## [WHAT TO PRODUCE]
Only an exact copy of the records below will serve as the answer.

## [RECORDS FOR THE EXERCISE]
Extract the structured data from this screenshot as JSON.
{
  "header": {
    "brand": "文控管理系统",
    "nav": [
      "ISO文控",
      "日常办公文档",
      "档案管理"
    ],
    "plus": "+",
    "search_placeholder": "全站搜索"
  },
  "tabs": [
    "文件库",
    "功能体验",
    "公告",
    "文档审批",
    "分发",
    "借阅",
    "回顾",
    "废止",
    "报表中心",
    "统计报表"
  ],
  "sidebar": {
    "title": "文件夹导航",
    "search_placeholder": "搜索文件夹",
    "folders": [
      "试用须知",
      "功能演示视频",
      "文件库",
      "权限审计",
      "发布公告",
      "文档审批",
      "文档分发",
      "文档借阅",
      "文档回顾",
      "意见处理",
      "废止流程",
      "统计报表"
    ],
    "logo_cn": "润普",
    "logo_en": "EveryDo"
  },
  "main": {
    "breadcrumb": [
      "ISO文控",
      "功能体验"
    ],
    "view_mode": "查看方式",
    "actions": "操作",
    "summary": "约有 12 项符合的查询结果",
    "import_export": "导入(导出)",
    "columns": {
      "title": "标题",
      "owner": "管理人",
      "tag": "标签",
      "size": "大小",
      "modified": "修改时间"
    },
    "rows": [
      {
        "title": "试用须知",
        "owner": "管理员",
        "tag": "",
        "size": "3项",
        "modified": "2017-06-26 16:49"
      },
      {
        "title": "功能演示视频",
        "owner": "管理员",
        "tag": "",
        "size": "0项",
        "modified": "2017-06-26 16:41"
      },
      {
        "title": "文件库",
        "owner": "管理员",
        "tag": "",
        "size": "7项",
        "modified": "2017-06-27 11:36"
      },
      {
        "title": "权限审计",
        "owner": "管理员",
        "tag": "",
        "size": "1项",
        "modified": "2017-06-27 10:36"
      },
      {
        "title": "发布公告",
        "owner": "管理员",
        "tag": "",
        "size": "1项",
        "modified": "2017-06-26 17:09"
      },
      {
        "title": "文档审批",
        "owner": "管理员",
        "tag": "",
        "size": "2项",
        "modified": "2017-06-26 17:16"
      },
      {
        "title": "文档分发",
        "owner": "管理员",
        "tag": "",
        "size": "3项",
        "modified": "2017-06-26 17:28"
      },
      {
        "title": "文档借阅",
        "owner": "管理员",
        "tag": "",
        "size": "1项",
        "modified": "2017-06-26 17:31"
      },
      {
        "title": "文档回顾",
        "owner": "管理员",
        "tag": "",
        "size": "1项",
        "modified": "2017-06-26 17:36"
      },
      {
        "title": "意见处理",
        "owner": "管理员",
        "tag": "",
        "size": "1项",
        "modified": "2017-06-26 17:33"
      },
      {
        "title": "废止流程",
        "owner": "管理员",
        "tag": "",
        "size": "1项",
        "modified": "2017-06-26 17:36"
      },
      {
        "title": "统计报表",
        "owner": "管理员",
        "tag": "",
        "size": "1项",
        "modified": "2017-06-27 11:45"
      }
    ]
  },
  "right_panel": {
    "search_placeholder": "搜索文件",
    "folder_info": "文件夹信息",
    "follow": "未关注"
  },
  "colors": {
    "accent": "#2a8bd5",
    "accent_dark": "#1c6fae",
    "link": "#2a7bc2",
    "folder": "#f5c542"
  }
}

## [ANSWER FOR THE TASK]
Extract the structured data from this screenshot as JSON.
{
  "header": {
    "brand": "文控管理系统",
    "nav": [
      "ISO文控",
      "日常办公文档",
      "档案管理"
    ],
    "plus": "+",
    "search_placeholder": "全站搜索"
  },
  "tabs": [
    "文件库",
    "功能体验",
    "公告",
    "文档审批",
    "分发",
    "借阅",
    "回顾",
    "废止",
    "报表中心",
    "统计报表"
  ],
  "sidebar": {
    "title": "文件夹导航",
    "search_placeholder": "搜索文件夹",
    "folders": [
      "试用须知",
      "功能演示视频",
      "文件库",
      "权限审计",
      "发布公告",
      "文档审批",
      "文档分发",
      "文档借阅",
      "文档回顾",
      "意见处理",
      "废止流程",
      "统计报表"
    ],
    "logo_cn": "润普",
    "logo_en": "EveryDo"
  },
  "main": {
    "breadcrumb": [
      "ISO文控",
      "功能体验"
    ],
    "view_mode": "查看方式",
    "actions": "操作",
    "summary": "约有 12 项符合的查询结果",
    "import_export": "导入(导出)",
    "columns": {
      "title": "标题",
      "owner": "管理人",
      "tag": "标签",
      "size": "大小",
      "modified": "修改时间"
    },
    "rows": [
      {
        "title": "试用须知",
        "owner": "管理员",
        "tag": "",
        "size": "3项",
        "modified": "2017-06-26 16:49"
      },
      {
        "title": "功能演示视频",
        "owner": "管理员",
        "tag": "",
        "size": "0项",
        "modified": "2017-06-26 16:41"
      },
      {
        "title": "文件库",
        "owner": "管理员",
        "tag": "",
        "size": "7项",
        "modified": "2017-06-27 11:36"
      },
      {
        "title": "权限审计",
        "owner": "管理员",
        "tag": "",
        "size": "1项",
        "modified": "2017-06-27 10:36"
      },
      {
        "title": "发布公告",
        "owner": "管理员",
        "tag": "",
        "size": "1项",
        "modified": "2017-06-26 17:09"
      },
      {
        "title": "文档审批",
        "owner": "管理员",
        "tag": "",
        "size": "2项",
        "modified": "2017-06-26 17:16"
      },
      {
        "title": "文档分发",
        "owner": "管理员",
        "tag": "",
        "size": "3项",
        "modified": "2017-06-26 17:28"
      },
      {
        "title": "文档借阅",
        "owner": "管理员",
        "tag": "",
        "size": "1项",
        "modified": "2017-06-26 17:31"
      },
      {
        "title": "文档回顾",
        "owner": "管理员",
        "tag": "",
        "size": "1项",
        "modified": "2017-06-26 17:36"
      },
      {
        "title": "意见处理",
        "owner": "管理员",
        "tag": "",
        "size": "1项",
        "modified": "2017-06-26 17:33"
      },
      {
        "title": "废止流程",
        "owner": "管理员",
        "tag": "",
        "size": "1项",
        "modified": "2017-06-26 17:36"
      },
      {
        "title": "统计报表",
        "owner": "管理员",
        "tag": "",
        "size": "1项",
        "modified": "2017-06-27 11:45"
      }
    ]
  },
  "right_panel": {
    "search_placeholder": "搜索文件",
    "folder_info": "文件夹信息",
    "follow": "未关注"
  },
  "colors": {
    "accent": "#2a8bd5",
    "accent_dark": "#1c6fae",
    "link": "#2a7bc2",
    "folder": "#f5c542"
  }
}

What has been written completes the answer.